cover just above the nut. Your banjo may or may not have come with a little tool
that has a quarter inch socket on one end for adjusting the nut.
To increase the "flatness" or
remove bowing, run the nut in, clockwise, to tension the rod, forcing the neck
To add bowing to the neck,
decrease the tension by turning the nut counterclockwise. Note that changes to
the truss rod
4) Bridge Height/Selection: There are literally hundreds of banjo bridges available. Most come in a fairly
short range of heights, though, ranging generally from 1/2 inch to around
13/16ths. As I mentioned elsewhere on this site, in my view, next to the tone
ring, nothing on the banjo effects tone more significantly. If you need to lower
or raise the string height more than 1/15th of an inch, it's time to look at a
different height bridge. When setting up a banjo, my own personal preference is
to set the neck so that the string height will be playable with at least an
11/16ths bridge. I think my archtop currently has a 13/16th on it. The increased
string height over the head gives the added bonus of causing fewer pick strikes
on the head. However, Earl has played half inch bridges forever, and he doesn't
seem to have much trouble.
5) Head Tension: There's a
lot of really soft science involved in setting the head tension on a banjo. Just

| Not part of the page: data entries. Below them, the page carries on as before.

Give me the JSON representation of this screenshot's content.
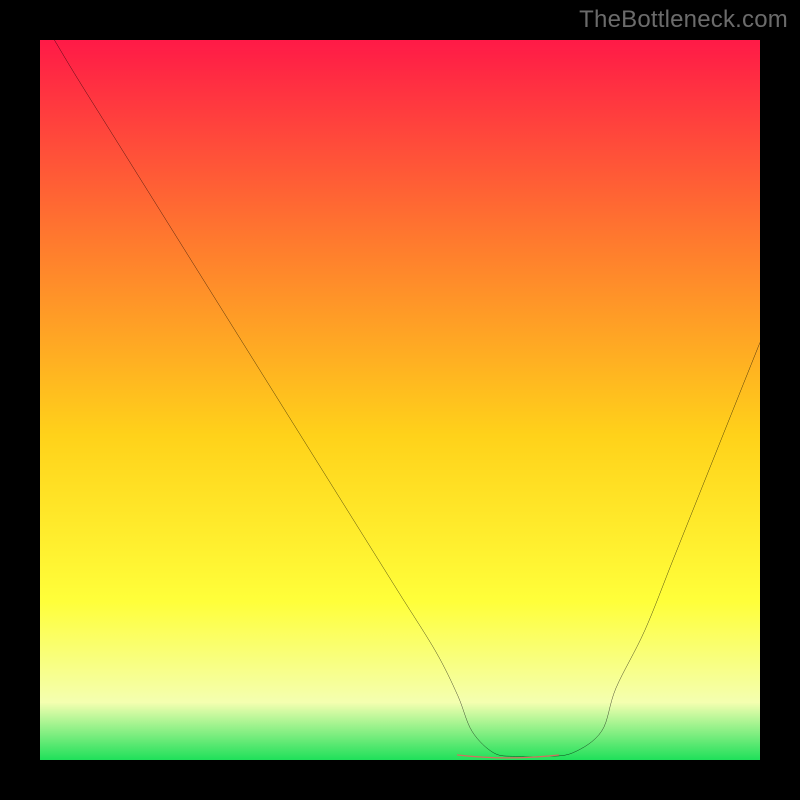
{
  "watermark": "TheBottleneck.com",
  "colors": {
    "gradient_top": "#ff1a47",
    "gradient_mid_upper": "#ff7a2e",
    "gradient_mid": "#ffd21a",
    "gradient_mid_lower": "#ffff3a",
    "gradient_low": "#f4ffb0",
    "gradient_bottom": "#1fe05a",
    "curve": "#000000",
    "accent_marker": "#d1725f",
    "frame": "#000000"
  },
  "chart_data": {
    "type": "line",
    "title": "",
    "xlabel": "",
    "ylabel": "",
    "xlim": [
      0,
      100
    ],
    "ylim": [
      0,
      100
    ],
    "grid": false,
    "legend": false,
    "series": [
      {
        "name": "curve",
        "x": [
          2,
          5,
          10,
          15,
          20,
          25,
          30,
          35,
          40,
          45,
          50,
          55,
          58,
          60,
          63,
          66,
          70,
          74,
          78,
          80,
          84,
          88,
          92,
          96,
          100
        ],
        "y": [
          100,
          95,
          87,
          79,
          71,
          63,
          55,
          47,
          39,
          31,
          23,
          15,
          9,
          4,
          1,
          0.5,
          0.5,
          1,
          4,
          10,
          18,
          28,
          38,
          48,
          58
        ]
      }
    ],
    "marker_segment": {
      "x": [
        58,
        72
      ],
      "y": [
        0.7,
        0.7
      ]
    }
  }
}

remember that most of the classic early recordings of Earl Scruggs (eg: "The
Mercury Recordings: Flatt and Scruggs") were done on a banjo with a skin head
pulled as tight as he could get it. Methods abound, from using "head tension
gauges" to tapping the head and "tuning" it to a particular pitch. My general
rule of thumb is that the head should be very tight, but not so tight that the
sound begins to "thin out" and loose bass response. I have no method for
measuring this other than my ear. Also, I have found that head tensioning issues
usually serve to mask a larger problem, like a poor tone ring, or bad setup.
When tensioning bracket hooks, try not to load all the tension up on side at a
time by going in a circle. Instead, torque one hook nut partially, then torque
it's counterpart across the banjo. Next, move over one hook, then it's
counterpart. It's a little harder to keep track of, but it prevents from loading
up one side potentially causing a rim or flange failure. I've seen many of them.
Flanges, even the best of them, are made of what is essentially pot metal and
will bend and break fairly easily. Warped flanges from poor head tightening
practices are fairly common.
The standard banjo head these days
is made of Mylar, (although skin heads are still available and used by some), a
very strong plastic that has almost no stretch value. It can pop, though, when
it is overtightened. Because of this, you can tighten the head for quite a while
before effecting the tone at all, until the head reaches it's stretch range.
Then, just a half turn of a banjo bracket can make a large difference in
tension. Never turn the bracket hook nuts until they squeak. You are in danger
of head or flange failure at that point.
6) Tuner Maintenance: If
you are having trouble keeping your banjo in tune, check the tightness of the
button screws. These serve to both hold the buttons on, keep the tuners
together, but also to increase friction. The tuners should turn freely to the
touch, but not if bumped, and certainly not by string tension.
7) Nut Lubrication: Graphite powder from a pencil serves as a great lubricant in the string slots.
Get some fine sandpaper and rub a pencil "lead" on it to form some powder.
Sprinkle just a touch in each slot. This takes a little practice and is rather
messy, but well worth the effort.
8) Tailpiece Height/Angle: There's not a lot of agreement here on just what sort of impact on tone is
generated by changing the height of the tailpiece, but my thinking is that the
lower the tailpiece, the smaller the angle created by the bridge and strings
(see below), which ought to create more downward pressure of the bridge on the
head for a given string pitch. Does this transmit as increased volume
(amplitude)? Perhaps. Some say that a higher tailpiece will create a softer,
mellower tone. I've always run mine low, and some folks always run theirs high.
My advice is to simply try it yourself. See if your ear can detect a difference
in tone. If so, go with what pleases your ear.
Banjo Primer Home Page